* LISTED ENTRIES
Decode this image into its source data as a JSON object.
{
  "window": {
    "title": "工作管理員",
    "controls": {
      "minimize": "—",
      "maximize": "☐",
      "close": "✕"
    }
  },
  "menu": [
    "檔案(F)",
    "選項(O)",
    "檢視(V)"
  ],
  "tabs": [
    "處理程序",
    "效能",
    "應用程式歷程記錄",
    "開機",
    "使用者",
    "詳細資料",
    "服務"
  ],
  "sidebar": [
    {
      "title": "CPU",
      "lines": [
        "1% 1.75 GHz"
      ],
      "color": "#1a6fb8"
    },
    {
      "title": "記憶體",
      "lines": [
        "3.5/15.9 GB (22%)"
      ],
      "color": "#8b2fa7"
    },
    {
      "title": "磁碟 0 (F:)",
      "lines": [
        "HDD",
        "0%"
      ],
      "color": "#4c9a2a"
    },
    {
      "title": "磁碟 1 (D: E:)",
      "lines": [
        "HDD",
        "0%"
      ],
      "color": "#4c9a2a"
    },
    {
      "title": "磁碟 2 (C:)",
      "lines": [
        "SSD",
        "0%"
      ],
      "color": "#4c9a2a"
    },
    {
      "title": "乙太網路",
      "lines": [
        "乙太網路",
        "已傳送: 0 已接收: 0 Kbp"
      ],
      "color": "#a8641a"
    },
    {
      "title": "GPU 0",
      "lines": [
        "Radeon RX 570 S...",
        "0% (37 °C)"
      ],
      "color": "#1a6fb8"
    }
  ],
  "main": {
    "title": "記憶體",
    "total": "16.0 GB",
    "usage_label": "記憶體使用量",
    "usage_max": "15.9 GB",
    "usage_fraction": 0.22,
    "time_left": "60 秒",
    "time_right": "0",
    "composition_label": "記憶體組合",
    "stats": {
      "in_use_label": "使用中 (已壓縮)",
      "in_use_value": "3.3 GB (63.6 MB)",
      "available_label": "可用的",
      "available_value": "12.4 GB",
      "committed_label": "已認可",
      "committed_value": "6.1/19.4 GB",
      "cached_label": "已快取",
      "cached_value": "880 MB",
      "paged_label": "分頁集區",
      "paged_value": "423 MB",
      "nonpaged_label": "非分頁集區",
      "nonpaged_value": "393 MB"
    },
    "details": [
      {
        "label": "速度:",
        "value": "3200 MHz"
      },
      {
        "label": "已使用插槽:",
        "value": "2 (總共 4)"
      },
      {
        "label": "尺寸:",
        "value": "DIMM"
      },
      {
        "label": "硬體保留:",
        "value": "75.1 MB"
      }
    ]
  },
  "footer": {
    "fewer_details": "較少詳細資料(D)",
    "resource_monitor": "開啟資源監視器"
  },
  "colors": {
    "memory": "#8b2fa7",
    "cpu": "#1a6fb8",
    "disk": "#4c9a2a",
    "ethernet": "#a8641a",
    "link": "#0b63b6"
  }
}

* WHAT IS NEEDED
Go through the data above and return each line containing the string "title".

* WRITTEN REPLY
    "title": "工作管理員",
      "title": "CPU",
      "title": "記憶體",
      "title": "磁碟 0 (F:)",
      "title": "磁碟 1 (D: E:)",
      "title": "磁碟 2 (C:)",
      "title": "乙太網路",
      "title": "GPU 0",
    "title": "記憶體",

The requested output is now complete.